………………… and leave as periods."
-Neil Postman, professor and author (1931- )


Pisces Iscariot said...

Now you're talking!
You've got those 'revenge' teachers down pat.

Pocho said...

There is a book by Neil Postman you might like greg. It is called "Teaching As A Subversive Activity". No theory. Lots of do's. They work in two ways. 1) to enable teaching children instead of things, and 2) angering those in the system so self enamored with what they know, they just don't get it.

gregrandgar said...

Oh, yes! The difference between the vast majority of teachers and true mentors with Postman's understandings is a pretty good metaphor for the proportion of free thinking indulged by the general population, much less allowed or encouraged, in these days of isolated free speech areas and banned books. As we treat our children, they will treat the world.

Ché Bob said...

Great post! Along with Pocho's suggested reading are a couple more great reads:

Grace Llewellyn's "Guerrilla Learning" or "The Teenage Liberation Handbook: How to Quit School and Get a Real Life and Education"

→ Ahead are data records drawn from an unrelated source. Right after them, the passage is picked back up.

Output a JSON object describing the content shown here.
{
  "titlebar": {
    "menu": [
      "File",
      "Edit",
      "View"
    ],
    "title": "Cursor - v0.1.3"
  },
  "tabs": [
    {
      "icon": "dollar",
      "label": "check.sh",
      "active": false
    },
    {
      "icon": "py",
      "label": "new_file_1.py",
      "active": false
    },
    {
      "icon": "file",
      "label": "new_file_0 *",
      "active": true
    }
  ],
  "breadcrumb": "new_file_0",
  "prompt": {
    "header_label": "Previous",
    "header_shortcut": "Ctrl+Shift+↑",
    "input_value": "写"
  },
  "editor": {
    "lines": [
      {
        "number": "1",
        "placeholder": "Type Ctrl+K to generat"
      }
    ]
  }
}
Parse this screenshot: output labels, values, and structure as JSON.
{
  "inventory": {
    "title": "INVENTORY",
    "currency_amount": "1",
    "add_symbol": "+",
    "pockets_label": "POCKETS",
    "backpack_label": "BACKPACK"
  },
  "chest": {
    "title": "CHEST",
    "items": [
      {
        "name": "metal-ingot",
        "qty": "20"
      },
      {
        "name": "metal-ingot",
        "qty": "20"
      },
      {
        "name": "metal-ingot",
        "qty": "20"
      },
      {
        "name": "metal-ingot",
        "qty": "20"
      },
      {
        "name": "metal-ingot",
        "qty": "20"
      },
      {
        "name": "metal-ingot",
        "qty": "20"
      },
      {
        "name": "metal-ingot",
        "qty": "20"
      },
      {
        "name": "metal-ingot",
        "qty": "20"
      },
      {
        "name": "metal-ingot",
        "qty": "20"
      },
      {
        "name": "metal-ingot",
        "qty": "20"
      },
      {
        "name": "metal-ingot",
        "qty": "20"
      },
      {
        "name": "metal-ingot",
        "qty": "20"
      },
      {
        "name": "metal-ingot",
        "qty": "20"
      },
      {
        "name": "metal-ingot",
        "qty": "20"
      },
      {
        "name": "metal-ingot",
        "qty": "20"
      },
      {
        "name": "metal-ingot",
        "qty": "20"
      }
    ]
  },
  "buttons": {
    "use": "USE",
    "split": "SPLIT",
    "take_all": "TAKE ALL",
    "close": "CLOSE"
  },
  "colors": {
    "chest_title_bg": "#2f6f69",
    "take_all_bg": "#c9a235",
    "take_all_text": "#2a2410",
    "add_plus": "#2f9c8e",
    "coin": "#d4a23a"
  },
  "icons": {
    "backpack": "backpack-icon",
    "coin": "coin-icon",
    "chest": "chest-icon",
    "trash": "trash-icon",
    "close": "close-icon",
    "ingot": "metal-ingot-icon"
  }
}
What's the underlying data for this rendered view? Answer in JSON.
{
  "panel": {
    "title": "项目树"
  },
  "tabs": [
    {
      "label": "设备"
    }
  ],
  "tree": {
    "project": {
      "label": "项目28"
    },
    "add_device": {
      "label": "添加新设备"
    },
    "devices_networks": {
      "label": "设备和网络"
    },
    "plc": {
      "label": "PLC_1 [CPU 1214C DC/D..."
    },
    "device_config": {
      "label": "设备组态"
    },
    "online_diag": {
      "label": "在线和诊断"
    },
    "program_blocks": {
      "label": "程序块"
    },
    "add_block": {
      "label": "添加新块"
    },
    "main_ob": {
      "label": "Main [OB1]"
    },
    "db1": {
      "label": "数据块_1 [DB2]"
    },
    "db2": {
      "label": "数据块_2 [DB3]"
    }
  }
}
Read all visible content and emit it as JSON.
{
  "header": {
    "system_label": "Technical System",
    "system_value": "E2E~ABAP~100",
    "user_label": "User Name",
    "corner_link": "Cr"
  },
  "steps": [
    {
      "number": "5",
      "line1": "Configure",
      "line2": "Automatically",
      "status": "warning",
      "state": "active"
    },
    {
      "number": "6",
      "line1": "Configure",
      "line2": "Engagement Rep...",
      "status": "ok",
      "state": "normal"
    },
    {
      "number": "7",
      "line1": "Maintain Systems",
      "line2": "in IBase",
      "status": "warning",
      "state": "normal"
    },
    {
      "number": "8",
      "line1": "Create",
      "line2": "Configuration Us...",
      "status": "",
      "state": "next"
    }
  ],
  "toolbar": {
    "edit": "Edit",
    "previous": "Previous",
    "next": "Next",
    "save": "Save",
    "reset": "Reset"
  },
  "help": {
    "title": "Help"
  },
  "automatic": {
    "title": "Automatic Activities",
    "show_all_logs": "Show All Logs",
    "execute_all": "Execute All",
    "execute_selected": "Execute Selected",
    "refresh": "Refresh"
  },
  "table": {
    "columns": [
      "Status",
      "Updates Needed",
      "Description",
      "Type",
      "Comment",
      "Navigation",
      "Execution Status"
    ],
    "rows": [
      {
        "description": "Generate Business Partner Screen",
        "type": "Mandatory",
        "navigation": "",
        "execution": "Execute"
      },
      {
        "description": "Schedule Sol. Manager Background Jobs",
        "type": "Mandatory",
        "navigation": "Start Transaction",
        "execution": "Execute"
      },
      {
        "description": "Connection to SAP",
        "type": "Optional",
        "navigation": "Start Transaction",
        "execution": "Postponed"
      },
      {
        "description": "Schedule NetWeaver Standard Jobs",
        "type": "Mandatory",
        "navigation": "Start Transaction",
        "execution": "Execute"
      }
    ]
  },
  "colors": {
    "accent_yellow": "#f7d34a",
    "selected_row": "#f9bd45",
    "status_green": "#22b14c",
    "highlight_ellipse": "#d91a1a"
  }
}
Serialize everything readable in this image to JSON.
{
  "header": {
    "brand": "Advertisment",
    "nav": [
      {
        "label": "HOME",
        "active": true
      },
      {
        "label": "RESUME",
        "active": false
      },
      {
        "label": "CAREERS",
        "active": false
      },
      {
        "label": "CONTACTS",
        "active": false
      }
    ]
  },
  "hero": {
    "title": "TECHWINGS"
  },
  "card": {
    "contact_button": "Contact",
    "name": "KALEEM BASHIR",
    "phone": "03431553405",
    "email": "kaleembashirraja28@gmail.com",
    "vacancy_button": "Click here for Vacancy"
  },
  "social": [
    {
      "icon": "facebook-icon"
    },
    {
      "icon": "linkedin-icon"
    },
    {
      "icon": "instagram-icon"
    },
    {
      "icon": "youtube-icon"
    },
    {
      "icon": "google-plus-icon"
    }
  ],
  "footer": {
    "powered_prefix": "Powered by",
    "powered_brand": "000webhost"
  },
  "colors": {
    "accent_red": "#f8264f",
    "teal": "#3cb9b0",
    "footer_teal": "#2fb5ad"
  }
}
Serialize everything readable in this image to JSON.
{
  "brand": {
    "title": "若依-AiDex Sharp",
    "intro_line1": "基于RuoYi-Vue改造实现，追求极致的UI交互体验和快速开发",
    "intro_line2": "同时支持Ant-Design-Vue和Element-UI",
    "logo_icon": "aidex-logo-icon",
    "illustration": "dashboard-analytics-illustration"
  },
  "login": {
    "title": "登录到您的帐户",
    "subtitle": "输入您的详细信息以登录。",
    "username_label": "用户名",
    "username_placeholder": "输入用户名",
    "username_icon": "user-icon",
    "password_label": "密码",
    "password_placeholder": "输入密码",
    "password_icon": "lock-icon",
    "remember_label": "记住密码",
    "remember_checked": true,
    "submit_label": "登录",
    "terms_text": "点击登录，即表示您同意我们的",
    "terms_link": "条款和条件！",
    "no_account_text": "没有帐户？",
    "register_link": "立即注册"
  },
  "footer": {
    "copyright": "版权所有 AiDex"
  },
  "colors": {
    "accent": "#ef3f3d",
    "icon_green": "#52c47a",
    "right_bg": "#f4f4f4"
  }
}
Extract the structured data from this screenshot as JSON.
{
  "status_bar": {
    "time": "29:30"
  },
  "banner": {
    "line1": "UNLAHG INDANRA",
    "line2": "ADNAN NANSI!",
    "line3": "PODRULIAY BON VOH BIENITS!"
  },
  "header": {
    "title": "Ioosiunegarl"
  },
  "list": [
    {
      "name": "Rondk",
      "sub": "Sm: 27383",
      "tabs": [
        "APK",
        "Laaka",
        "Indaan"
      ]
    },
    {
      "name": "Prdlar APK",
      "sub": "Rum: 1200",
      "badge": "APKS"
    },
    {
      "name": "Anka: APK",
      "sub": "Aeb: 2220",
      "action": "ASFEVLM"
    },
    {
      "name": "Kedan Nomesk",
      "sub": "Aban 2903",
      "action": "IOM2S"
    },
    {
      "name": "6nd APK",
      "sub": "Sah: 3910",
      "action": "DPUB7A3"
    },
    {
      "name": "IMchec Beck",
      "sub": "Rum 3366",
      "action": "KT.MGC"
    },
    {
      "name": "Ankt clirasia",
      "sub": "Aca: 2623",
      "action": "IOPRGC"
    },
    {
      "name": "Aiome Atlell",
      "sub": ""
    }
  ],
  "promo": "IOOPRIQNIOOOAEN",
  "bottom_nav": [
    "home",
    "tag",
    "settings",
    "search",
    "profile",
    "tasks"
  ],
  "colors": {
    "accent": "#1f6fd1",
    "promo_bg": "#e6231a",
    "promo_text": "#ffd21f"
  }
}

John Taylor Gatto also has some interesting thoughts that parallel your thinking: "Dumbing Us Down" and "A Different Kind of Teacher"

A.S. Neill's famous work: "Summerhill" (One of the biggest influences in my life)

Henry Giroux as well: "An Abandoned Generation"

Paulo Freire. Anything by him, but one can always start with: "Pedagogy of the Oppressed" or "Pedagogy of Hope"

Most of these educationalists approach learning from the standpoint that happiness, not productivity, should be the endgame of learning. This happiness is NOT one predicated on the accumulation of wealth and material things, but instead a genuine sense of happiness through mental and emotional freedom.

gregrandgar said...

Hi Che Bob,
Welcome to the Vapors, take shelter from the norm,
Thanks for the book list. One of the primary things I look for in any endeavor is whether it considers happiness as innate or to be achieved. When you spoke of happiness in relationship to these authors it wasn't quite clear to me whether you meant they were teaching the persuit of happiness or the nurturing and growth of the natural happiness with which they are born.

Ché Bob said...

A few of them at least definitely believe we must foster the natural happiness--A.S. Neill and Grace Llewellyn especially.

troutsky said...

Reading Summerhill was a profound experience for me as well, I believe I was in 7th grade and it helped the process of radicalization along. I was asked to speak in front of a bunch of educators and parents at a conference and I stood up and said children should be removed from their home environments and allowed to live in tribes! You could have heard a pin drop. I have revised my thinking somewhat (after raising my own tribe)but still feel pedagogy needs to be revolutionized.